Dataset rows describing interfaces
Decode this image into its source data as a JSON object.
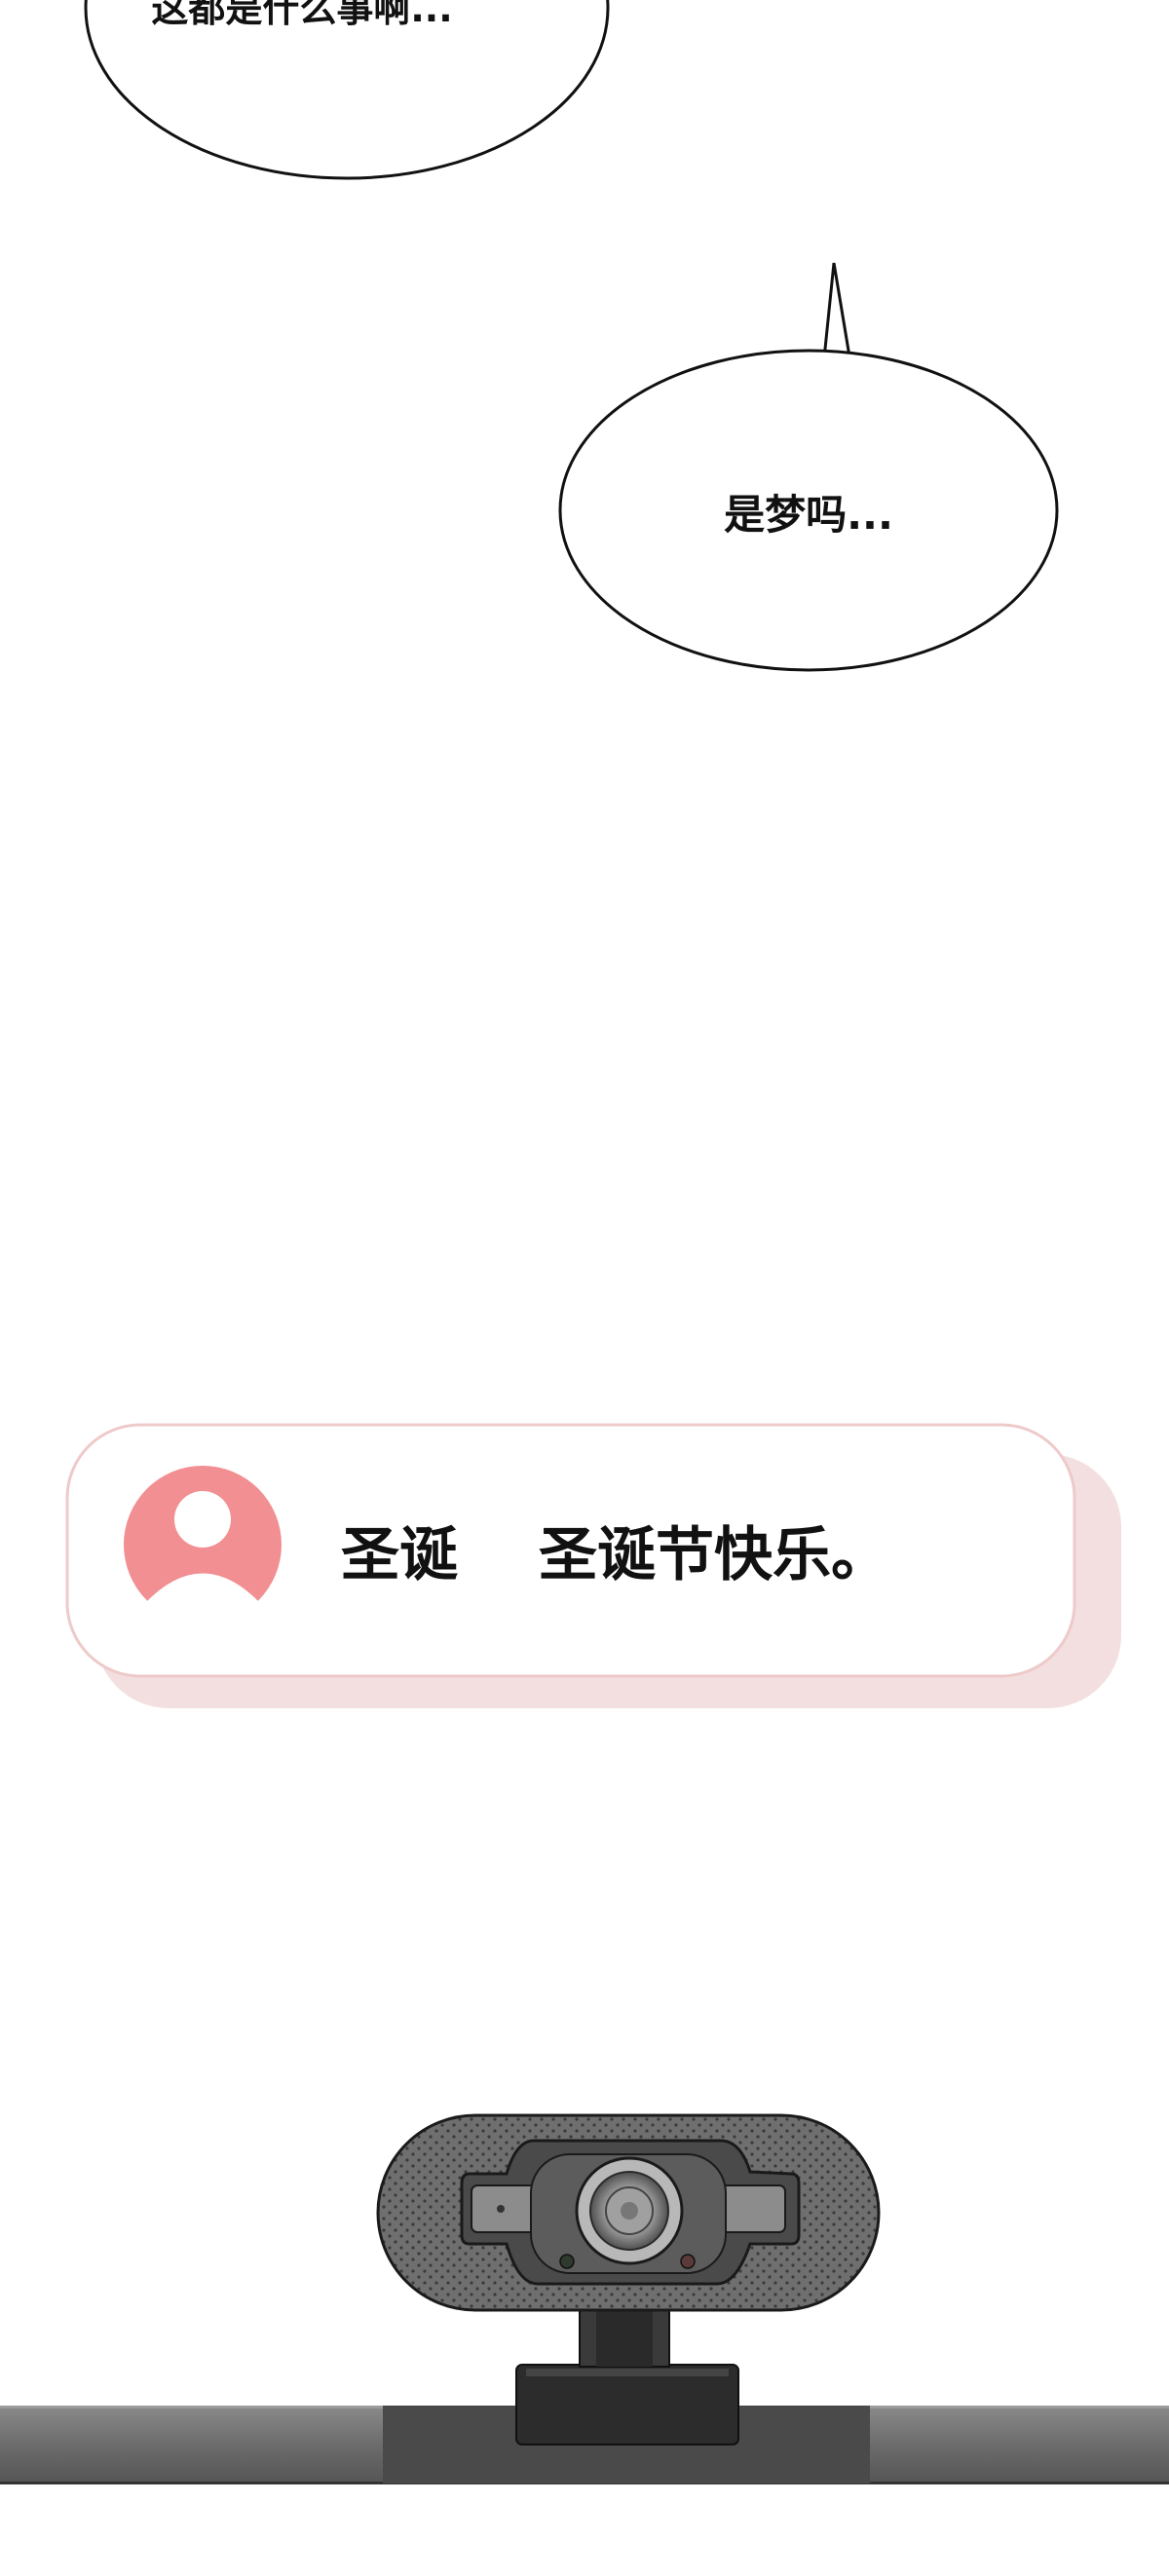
{
  "bubbles": [
    {
      "text": "这都是什么事啊..."
    },
    {
      "text": "是梦吗..."
    }
  ],
  "notification": {
    "sender": "圣诞",
    "message": "圣诞节快乐。",
    "avatar_color": "#f28f92",
    "shadow_color": "#f4dfe0",
    "border_color": "#eecaca"
  },
  "icons": [
    "user-avatar-icon",
    "webcam-icon"
  ]
}
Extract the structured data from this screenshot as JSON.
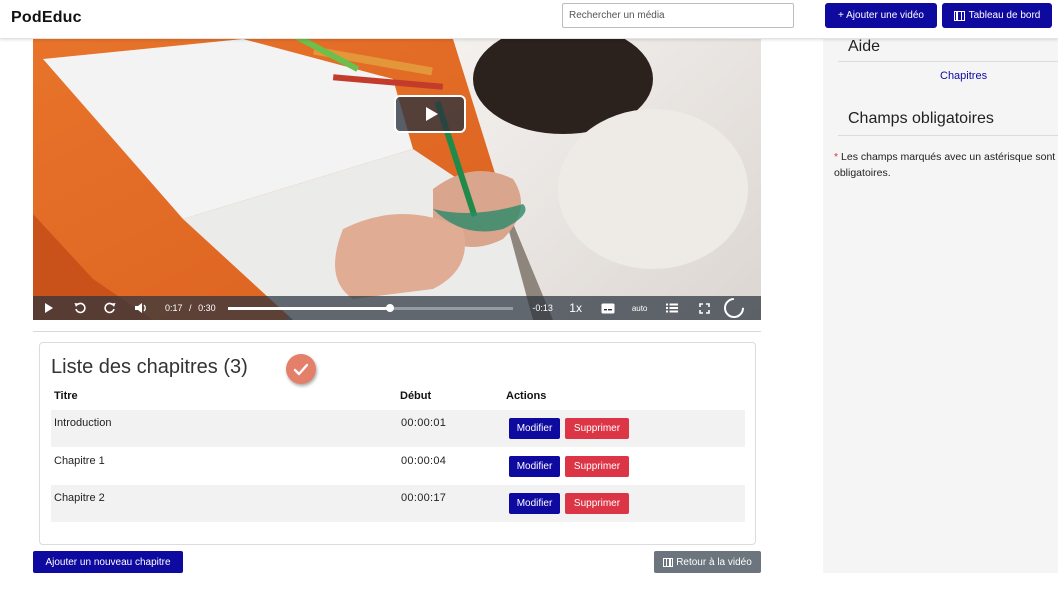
{
  "header": {
    "brand": "PodEduc",
    "search_placeholder": "Rechercher un média",
    "add_video_label": "+ Ajouter une vidéo",
    "dashboard_label": "Tableau de bord"
  },
  "player": {
    "current_time": "0:17",
    "separator": "/",
    "duration": "0:30",
    "remaining": "-0:13",
    "progress_fraction": 0.57,
    "playback_rate": "1x",
    "quality": "auto"
  },
  "chapters": {
    "title": "Liste des chapitres (3)",
    "col_title": "Titre",
    "col_start": "Début",
    "col_actions": "Actions",
    "edit_label": "Modifier",
    "delete_label": "Supprimer",
    "rows": [
      {
        "title": "Introduction",
        "start": "00:00:01"
      },
      {
        "title": "Chapitre 1",
        "start": "00:00:04"
      },
      {
        "title": "Chapitre 2",
        "start": "00:00:17"
      }
    ]
  },
  "footer": {
    "add_chapter_label": "Ajouter un nouveau chapitre",
    "back_label": "Retour à la vidéo"
  },
  "sidebar": {
    "help_title": "Aide",
    "help_link": "Chapitres",
    "required_title": "Champs obligatoires",
    "required_star": "*",
    "required_text": "Les champs marqués avec un astérisque sont obligatoires."
  },
  "colors": {
    "primary": "#0e0aa0",
    "danger": "#dc3545",
    "secondary": "#6c757d",
    "check": "#e4806a"
  }
}
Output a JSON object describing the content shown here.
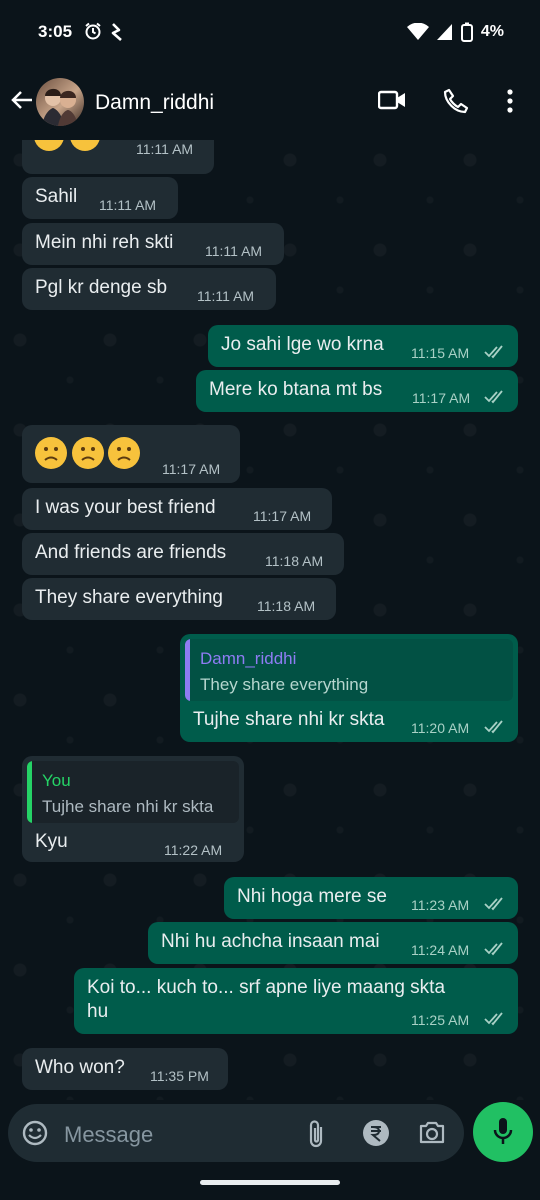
{
  "status": {
    "time": "3:05",
    "battery": "4%"
  },
  "header": {
    "contact_name": "Damn_riddhi"
  },
  "messages": [
    {
      "dir": "in",
      "text": "",
      "time": "11:11 AM",
      "emoji": true
    },
    {
      "dir": "in",
      "text": "Sahil",
      "time": "11:11 AM"
    },
    {
      "dir": "in",
      "text": "Mein nhi reh skti",
      "time": "11:11 AM"
    },
    {
      "dir": "in",
      "text": "Pgl kr denge sb",
      "time": "11:11 AM"
    },
    {
      "dir": "out",
      "text": "Jo sahi lge wo krna",
      "time": "11:15 AM"
    },
    {
      "dir": "out",
      "text": "Mere ko btana mt bs",
      "time": "11:17 AM"
    },
    {
      "dir": "in",
      "text": "",
      "time": "11:17 AM",
      "emoji": true
    },
    {
      "dir": "in",
      "text": "I was your best friend",
      "time": "11:17 AM"
    },
    {
      "dir": "in",
      "text": "And friends are friends",
      "time": "11:18 AM"
    },
    {
      "dir": "in",
      "text": "They share everything",
      "time": "11:18 AM"
    },
    {
      "dir": "out",
      "text": "Tujhe share nhi kr skta",
      "time": "11:20 AM",
      "quote": {
        "name": "Damn_riddhi",
        "text": "They share everything"
      }
    },
    {
      "dir": "in",
      "text": "Kyu",
      "time": "11:22 AM",
      "quote": {
        "name": "You",
        "text": "Tujhe share nhi kr skta"
      }
    },
    {
      "dir": "out",
      "text": "Nhi hoga mere se",
      "time": "11:23 AM"
    },
    {
      "dir": "out",
      "text": "Nhi hu achcha insaan mai",
      "time": "11:24 AM"
    },
    {
      "dir": "out",
      "text": "Koi to... kuch to... srf apne liye maang skta",
      "text2": "hu",
      "time": "11:25 AM"
    },
    {
      "dir": "in",
      "text": "Who won?",
      "time": "11:35 PM"
    }
  ],
  "composer": {
    "placeholder": "Message"
  },
  "colors": {
    "accent": "#21c063",
    "outgoing": "#005c4b",
    "incoming": "#202c33",
    "quote_in": "#8e7cf3",
    "quote_out": "#25d366",
    "tick": "#a9d1c6"
  }
}
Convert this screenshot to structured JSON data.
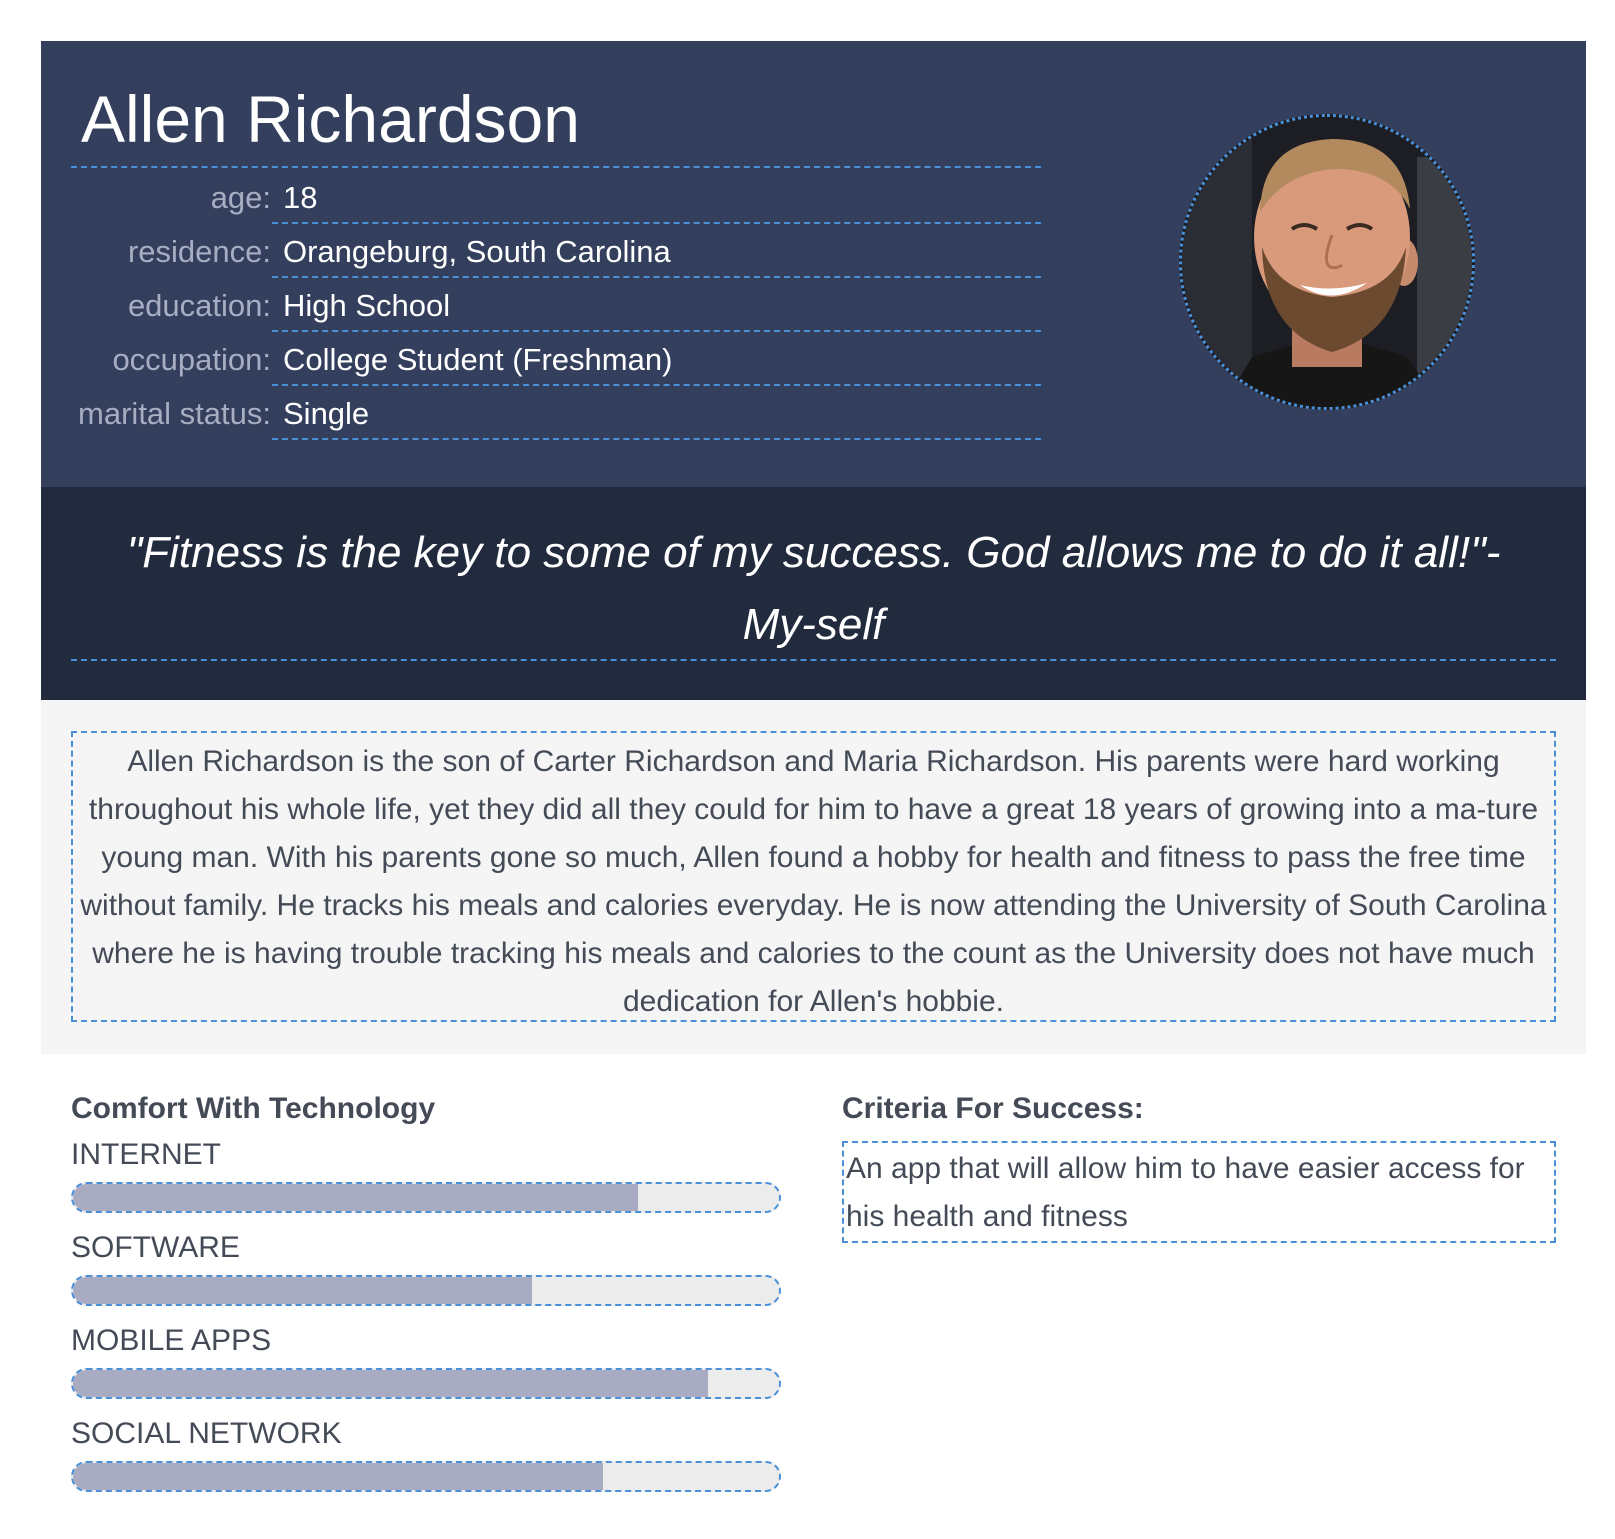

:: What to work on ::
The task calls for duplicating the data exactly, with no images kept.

:: Answer to this task ::
Decode this image into its source data as a JSON object.
{
  "bubbles": [
    {
      "text": "这都是什么事啊..."
    },
    {
      "text": "是梦吗..."
    }
  ],
  "notification": {
    "sender": "圣诞",
    "message": "圣诞节快乐。",
    "avatar_color": "#f28f92",
    "shadow_color": "#f4dfe0",
    "border_color": "#eecaca"
  },
  "icons": [
    "user-avatar-icon",
    "webcam-icon"
  ]
}
Extract the structured data from this screenshot as JSON.
{
  "header": {
    "brand": "PodEduc",
    "search_placeholder": "Rechercher un média",
    "add_video_label": "+ Ajouter une vidéo",
    "dashboard_label": "Tableau de bord"
  },
  "player": {
    "current_time": "0:17",
    "separator": "/",
    "duration": "0:30",
    "remaining": "-0:13",
    "progress_fraction": 0.57,
    "playback_rate": "1x",
    "quality": "auto"
  },
  "chapters": {
    "title": "Liste des chapitres (3)",
    "col_title": "Titre",
    "col_start": "Début",
    "col_actions": "Actions",
    "edit_label": "Modifier",
    "delete_label": "Supprimer",
    "rows": [
      {
        "title": "Introduction",
        "start": "00:00:01"
      },
      {
        "title": "Chapitre 1",
        "start": "00:00:04"
      },
      {
        "title": "Chapitre 2",
        "start": "00:00:17"
      }
    ]
  },
  "footer": {
    "add_chapter_label": "Ajouter un nouveau chapitre",
    "back_label": "Retour à la vidéo"
  },
  "sidebar": {
    "help_title": "Aide",
    "help_link": "Chapitres",
    "required_title": "Champs obligatoires",
    "required_star": "*",
    "required_text": "Les champs marqués avec un astérisque sont obligatoires."
  },
  "colors": {
    "primary": "#0e0aa0",
    "danger": "#dc3545",
    "secondary": "#6c757d",
    "check": "#e4806a"
  }
}
Output a JSON object describing the content shown here.
{
  "status": {
    "time": "3:05",
    "battery": "4%"
  },
  "header": {
    "contact_name": "Damn_riddhi"
  },
  "messages": [
    {
      "dir": "in",
      "text": "",
      "time": "11:11 AM",
      "emoji": true
    },
    {
      "dir": "in",
      "text": "Sahil",
      "time": "11:11 AM"
    },
    {
      "dir": "in",
      "text": "Mein nhi reh skti",
      "time": "11:11 AM"
    },
    {
      "dir": "in",
      "text": "Pgl kr denge sb",
      "time": "11:11 AM"
    },
    {
      "dir": "out",
      "text": "Jo sahi lge wo krna",
      "time": "11:15 AM"
    },
    {
      "dir": "out",
      "text": "Mere ko btana mt bs",
      "time": "11:17 AM"
    },
    {
      "dir": "in",
      "text": "",
      "time": "11:17 AM",
      "emoji": true
    },
    {
      "dir": "in",
      "text": "I was your best friend",
      "time": "11:17 AM"
    },
    {
      "dir": "in",
      "text": "And friends are friends",
      "time": "11:18 AM"
    },
    {
      "dir": "in",
      "text": "They share everything",
      "time": "11:18 AM"
    },
    {
      "dir": "out",
      "text": "Tujhe share nhi kr skta",
      "time": "11:20 AM",
      "quote": {
        "name": "Damn_riddhi",
        "text": "They share everything"
      }
    },
    {
      "dir": "in",
      "text": "Kyu",
      "time": "11:22 AM",
      "quote": {
        "name": "You",
        "text": "Tujhe share nhi kr skta"
      }
    },
    {
      "dir": "out",
      "text": "Nhi hoga mere se",
      "time": "11:23 AM"
    },
    {
      "dir": "out",
      "text": "Nhi hu achcha insaan mai",
      "time": "11:24 AM"
    },
    {
      "dir": "out",
      "text": "Koi to... kuch to... srf apne liye maang skta",
      "text2": "hu",
      "time": "11:25 AM"
    },
    {
      "dir": "in",
      "text": "Who won?",
      "time": "11:35 PM"
    }
  ],
  "composer": {
    "placeholder": "Message"
  },
  "colors": {
    "accent": "#21c063",
    "outgoing": "#005c4b",
    "incoming": "#202c33",
    "quote_in": "#8e7cf3",
    "quote_out": "#25d366",
    "tick": "#a9d1c6"
  }
}
Convert this screenshot to structured JSON data.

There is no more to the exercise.